It’s also worth looking into your school’s facilities and the events it offers. Instead of joining an expensive, off-campus gym, visit your school’s fitness center. Want to make weekend plans? Check out which events are happening on campus. Often, such events are free, or at least inexpensive, and you’ll have the opportunity to meet new people at your school.
A Part-Time Job
It can be tough to take on a part-time job as a student, but it’s not impossible. In fact, working a part-time job while also handling your classes and studies can teach valuable lessons about time management, and how to set priorities. Of course, part-time jobs are also great for making extra money, which is our main focus of the day.
When looking for a part-time job, try to find one that is as close to your school as possible so that you minimize travel costs. Jobs with flexible schedules are best; however, you might be able to find a job that fits nicely around your studies. Always make sure you have plenty of travel time for work, and that you’ve still got all the time you need to tend to your homework and studies. Lastly, secure enough time for rest; if you’re going to class, studying, and working all the time, you’ll burn yourself out very quickly.
After graduating college, you’ll be on your way to a new career, an apartment, bills, and a whole lot of adulting. Learning to deal with your money and its limits now is a great way to prepare for the future. We can’t all be the Monopoly Guy, but we can live comfortably within our means and as stress-free as possible as long as we’re wise with our finances.
Many people think of their lives as a series of phases that are passed through. In one phase, you are planning your college career to help you get the right job, in another you are saving for retirement and for your kids to go to college, and then in the end you are enjoying your retirement and looking back on your life.

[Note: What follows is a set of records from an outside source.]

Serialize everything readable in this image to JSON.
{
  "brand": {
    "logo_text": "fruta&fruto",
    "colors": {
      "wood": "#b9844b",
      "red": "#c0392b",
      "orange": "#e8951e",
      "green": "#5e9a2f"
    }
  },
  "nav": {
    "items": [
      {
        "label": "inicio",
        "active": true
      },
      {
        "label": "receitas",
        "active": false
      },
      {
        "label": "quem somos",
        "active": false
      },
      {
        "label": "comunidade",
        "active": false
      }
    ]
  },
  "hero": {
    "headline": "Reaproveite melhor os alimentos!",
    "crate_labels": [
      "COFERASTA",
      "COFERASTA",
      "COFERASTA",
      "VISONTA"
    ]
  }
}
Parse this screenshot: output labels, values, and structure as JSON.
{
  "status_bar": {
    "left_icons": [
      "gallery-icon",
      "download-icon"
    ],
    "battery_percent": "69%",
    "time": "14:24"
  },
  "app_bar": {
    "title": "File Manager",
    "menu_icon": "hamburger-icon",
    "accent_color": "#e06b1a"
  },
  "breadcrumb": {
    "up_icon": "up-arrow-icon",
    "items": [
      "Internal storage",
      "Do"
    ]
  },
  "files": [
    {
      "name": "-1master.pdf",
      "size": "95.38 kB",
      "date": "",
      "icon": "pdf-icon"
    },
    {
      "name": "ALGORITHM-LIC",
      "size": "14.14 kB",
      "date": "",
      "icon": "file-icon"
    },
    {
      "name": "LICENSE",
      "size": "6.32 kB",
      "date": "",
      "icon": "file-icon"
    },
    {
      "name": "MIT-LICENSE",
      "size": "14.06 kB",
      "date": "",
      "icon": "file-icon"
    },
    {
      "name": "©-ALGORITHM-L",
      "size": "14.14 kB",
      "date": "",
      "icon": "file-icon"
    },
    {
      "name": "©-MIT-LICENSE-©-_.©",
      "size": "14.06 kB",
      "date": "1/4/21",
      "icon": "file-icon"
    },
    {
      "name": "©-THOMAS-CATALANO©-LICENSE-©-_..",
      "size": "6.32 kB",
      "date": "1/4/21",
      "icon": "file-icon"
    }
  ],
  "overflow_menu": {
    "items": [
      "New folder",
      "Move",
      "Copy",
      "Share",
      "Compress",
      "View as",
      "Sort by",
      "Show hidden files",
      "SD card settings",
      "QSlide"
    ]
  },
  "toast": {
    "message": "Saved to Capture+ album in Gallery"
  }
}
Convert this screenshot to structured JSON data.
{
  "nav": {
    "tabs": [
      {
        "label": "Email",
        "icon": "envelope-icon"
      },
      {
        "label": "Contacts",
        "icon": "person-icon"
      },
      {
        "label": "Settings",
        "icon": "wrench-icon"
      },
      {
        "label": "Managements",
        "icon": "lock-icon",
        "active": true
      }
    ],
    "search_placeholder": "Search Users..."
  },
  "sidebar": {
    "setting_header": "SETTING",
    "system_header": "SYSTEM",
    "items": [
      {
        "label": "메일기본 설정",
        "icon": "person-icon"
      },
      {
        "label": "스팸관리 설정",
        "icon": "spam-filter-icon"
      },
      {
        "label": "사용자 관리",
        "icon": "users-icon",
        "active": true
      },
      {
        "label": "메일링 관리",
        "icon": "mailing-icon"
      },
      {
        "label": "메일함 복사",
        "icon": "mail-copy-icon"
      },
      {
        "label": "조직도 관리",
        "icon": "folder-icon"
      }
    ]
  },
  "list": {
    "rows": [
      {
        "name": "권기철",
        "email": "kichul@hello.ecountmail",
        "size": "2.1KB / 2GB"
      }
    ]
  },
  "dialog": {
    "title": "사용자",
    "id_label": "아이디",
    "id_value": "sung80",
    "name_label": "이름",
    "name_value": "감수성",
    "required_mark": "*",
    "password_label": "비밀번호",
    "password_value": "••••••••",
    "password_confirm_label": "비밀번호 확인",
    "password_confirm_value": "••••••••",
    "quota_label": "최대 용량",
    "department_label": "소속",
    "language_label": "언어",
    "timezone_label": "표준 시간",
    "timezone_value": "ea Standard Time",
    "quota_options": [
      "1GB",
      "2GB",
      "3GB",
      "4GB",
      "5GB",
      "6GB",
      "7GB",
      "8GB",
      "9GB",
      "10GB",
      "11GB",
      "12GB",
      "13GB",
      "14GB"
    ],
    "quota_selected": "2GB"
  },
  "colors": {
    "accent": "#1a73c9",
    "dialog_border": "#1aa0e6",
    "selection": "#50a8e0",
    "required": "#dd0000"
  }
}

It’s said that “student life is a golden life,” but it’s definitely not an easy one. There is a lot on your plate during those few years—but since we live in a digital age, there are also a lot of apps that can make your studies go smoother and help you stay productive and organized.
Internships are a reality that every student in their later years of school are faced with. While universities try their best to place students in their dream jobs, the question of what one’s dream job is continues to plague the minds of every student!
Is my dream job what I think it is, or is it something I am meant for but have never had the opportunity to experience? Well, maybe one of the best ways to find out would be to try out—and what better way to try out a “dream” job than having a small test run or, to put it differently, getting an internship in a field one aspires to be in.
Each year, Vault surveys thousands of current and former interns at more than 100 internship programs to create our annual Internship Rankings. Last year, we asked 12,000 interns to rate their programs in a variety of areas, including quality of projects, real-life experience, networking opportunities, training and mentoring, and more.